This article documents the Journal of Jewish Education’s acquisition by the Network for Research in Jewish Education, in 2004, and evaluates the contribution of the re-launched Journal to the field of Jewish education. The author explores how the Journal contributed over the past decade in three discrete yet often overlapping areas, thereby realizing its editors’ vision.
First, the Journal of Jewish Education became the venue for conversations between researchers, practitioners and funders about the direction of Jewish education research and policy; second, it became an outlet for the sharing of research and other Jewish education scholarship; and third, it became a venue where scholars introduced research and theoretical constructs from the field of general education and sought to demonstrate their relevance to Jewish education. Finally, the author suggests some reasons why the editors had less success in realizing a fourth goal for the Journal; that is, making it a forum for new ideas and the charting of new directions in research and practice.

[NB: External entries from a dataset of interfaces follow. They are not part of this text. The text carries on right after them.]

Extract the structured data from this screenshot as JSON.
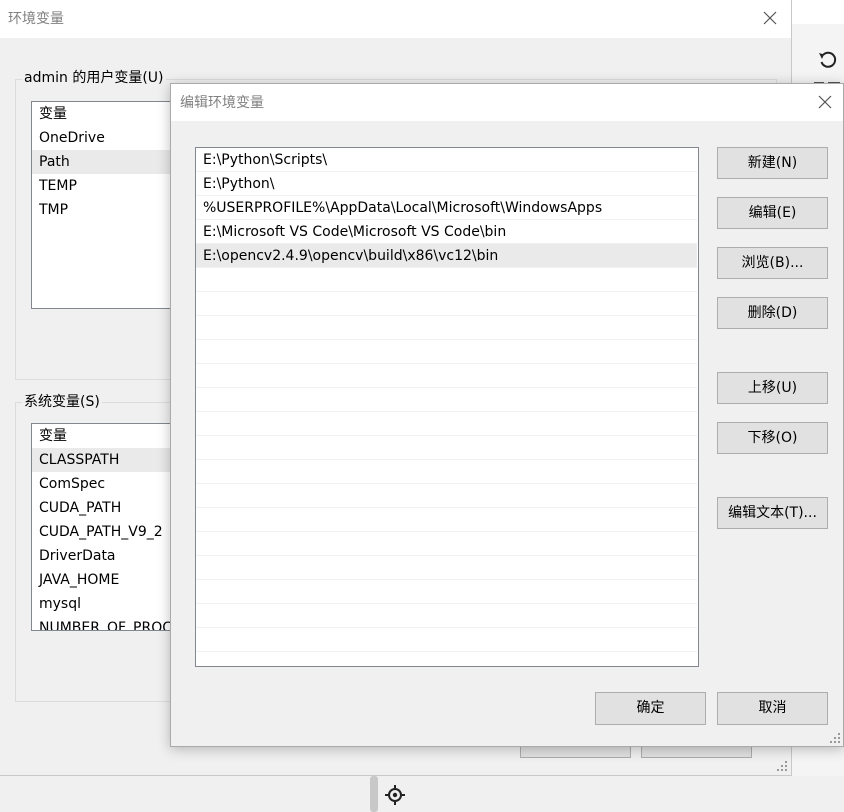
{
  "parent_dialog": {
    "title": "环境变量",
    "user_vars": {
      "group_label": "admin 的用户变量(U)",
      "header": "变量",
      "rows": [
        "OneDrive",
        "Path",
        "TEMP",
        "TMP"
      ]
    },
    "system_vars": {
      "group_label": "系统变量(S)",
      "header": "变量",
      "rows": [
        "CLASSPATH",
        "ComSpec",
        "CUDA_PATH",
        "CUDA_PATH_V9_2",
        "DriverData",
        "JAVA_HOME",
        "mysql",
        "NUMBER_OF_PROCESSORS"
      ]
    }
  },
  "edit_dialog": {
    "title": "编辑环境变量",
    "paths": [
      "E:\\Python\\Scripts\\",
      "E:\\Python\\",
      "%USERPROFILE%\\AppData\\Local\\Microsoft\\WindowsApps",
      "E:\\Microsoft VS Code\\Microsoft VS Code\\bin",
      "E:\\opencv2.4.9\\opencv\\build\\x86\\vc12\\bin"
    ],
    "selected_index": 4,
    "buttons": {
      "new": "新建(N)",
      "edit": "编辑(E)",
      "browse": "浏览(B)...",
      "delete": "删除(D)",
      "move_up": "上移(U)",
      "move_down": "下移(O)",
      "edit_text": "编辑文本(T)..."
    },
    "footer": {
      "ok": "确定",
      "cancel": "取消"
    }
  },
  "icons": {
    "parent_close": "close-icon",
    "child_close": "close-icon",
    "background_undo": "undo-icon",
    "bottom": "crosshair-icon",
    "resize": "resize-grip-icon"
  }
}
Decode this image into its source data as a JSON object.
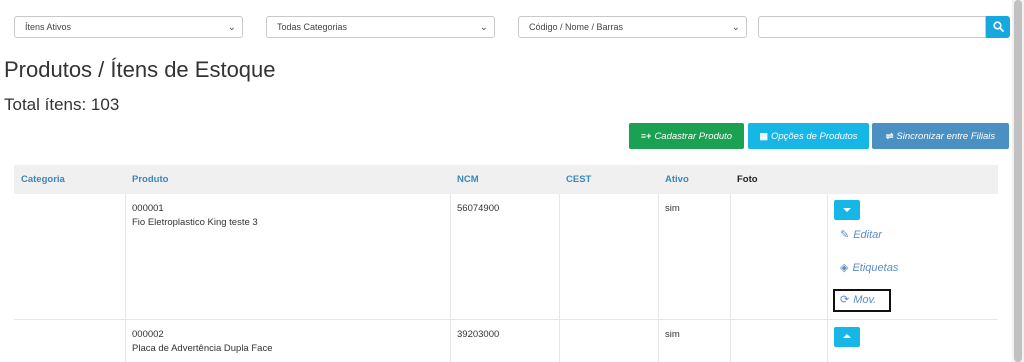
{
  "filters": {
    "status_select": "Ítens Ativos",
    "category_select": "Todas Categorias",
    "search_field_select": "Código / Nome / Barras",
    "search_value": ""
  },
  "page": {
    "title": "Produtos / Ítens de Estoque",
    "total": "Total ítens: 103"
  },
  "actions": {
    "cadastrar": "Cadastrar Produto",
    "opcoes": "Opções de Produtos",
    "sincronizar": "Sincronizar entre Filiais"
  },
  "table": {
    "headers": [
      "Categoria",
      "Produto",
      "NCM",
      "CEST",
      "Ativo",
      "Foto"
    ],
    "rows": [
      {
        "categoria": "",
        "codigo": "000001",
        "nome": "Fio Eletroplastico King teste 3",
        "ncm": "56074900",
        "cest": "",
        "ativo": "sim"
      },
      {
        "categoria": "",
        "codigo": "000002",
        "nome": "Placa de Advertência Dupla Face",
        "ncm": "39203000",
        "cest": "",
        "ativo": "sim"
      }
    ]
  },
  "row_menu": {
    "editar": "Editar",
    "etiquetas": "Etiquetas",
    "mov": "Mov."
  },
  "colors": {
    "accent": "#16b6e6",
    "success": "#1aa152",
    "steel": "#4a90c2",
    "header_link": "#3b86bd"
  }
}
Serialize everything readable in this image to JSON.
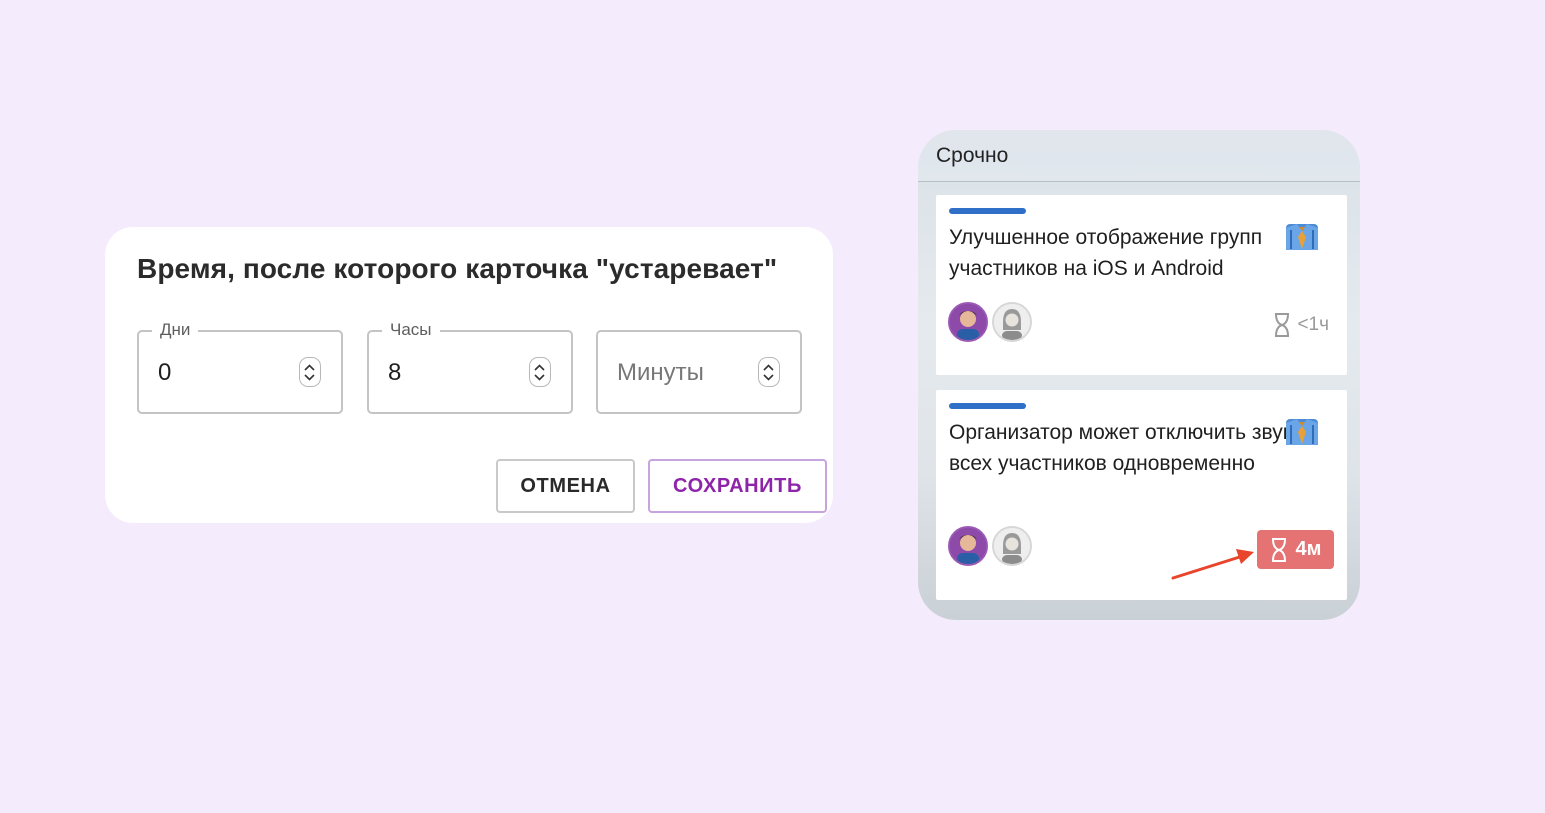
{
  "dialog": {
    "title": "Время, после которого карточка \"устаревает\"",
    "fields": [
      {
        "label": "Дни",
        "value": "0"
      },
      {
        "label": "Часы",
        "value": "8"
      },
      {
        "label": "",
        "value": "",
        "placeholder": "Минуты"
      }
    ],
    "cancel_label": "ОТМЕНА",
    "save_label": "СОХРАНИТЬ"
  },
  "board": {
    "column_title": "Срочно",
    "cards": [
      {
        "title": "Улучшенное отображение групп участников на iOS и Android",
        "timer": "<1ч",
        "overdue": false
      },
      {
        "title": "Организатор может отключить звук у всех участников одновременно",
        "timer": "4м",
        "overdue": true
      }
    ]
  },
  "colors": {
    "background": "#f4ebfd",
    "accent": "#8e24aa",
    "card_bar": "#2f6fc8",
    "overdue_badge": "#e57373",
    "arrow": "#e8452c"
  },
  "icons": {
    "role": "necktie-icon",
    "timer": "hourglass-icon"
  }
}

Ten years after the relaunching of the Journal, both the Network for Research in Jewish Education and the editorial team of the Journal can take pride in the Journal’s strides. As the oldest Jewish education periodical in continuous publication, the Journal of Jewish Education has secured a privileged place in the history of Jewish education. As its readership celebrates the Journal’s 80th volume, they can be confident of its continued relevance and vitality.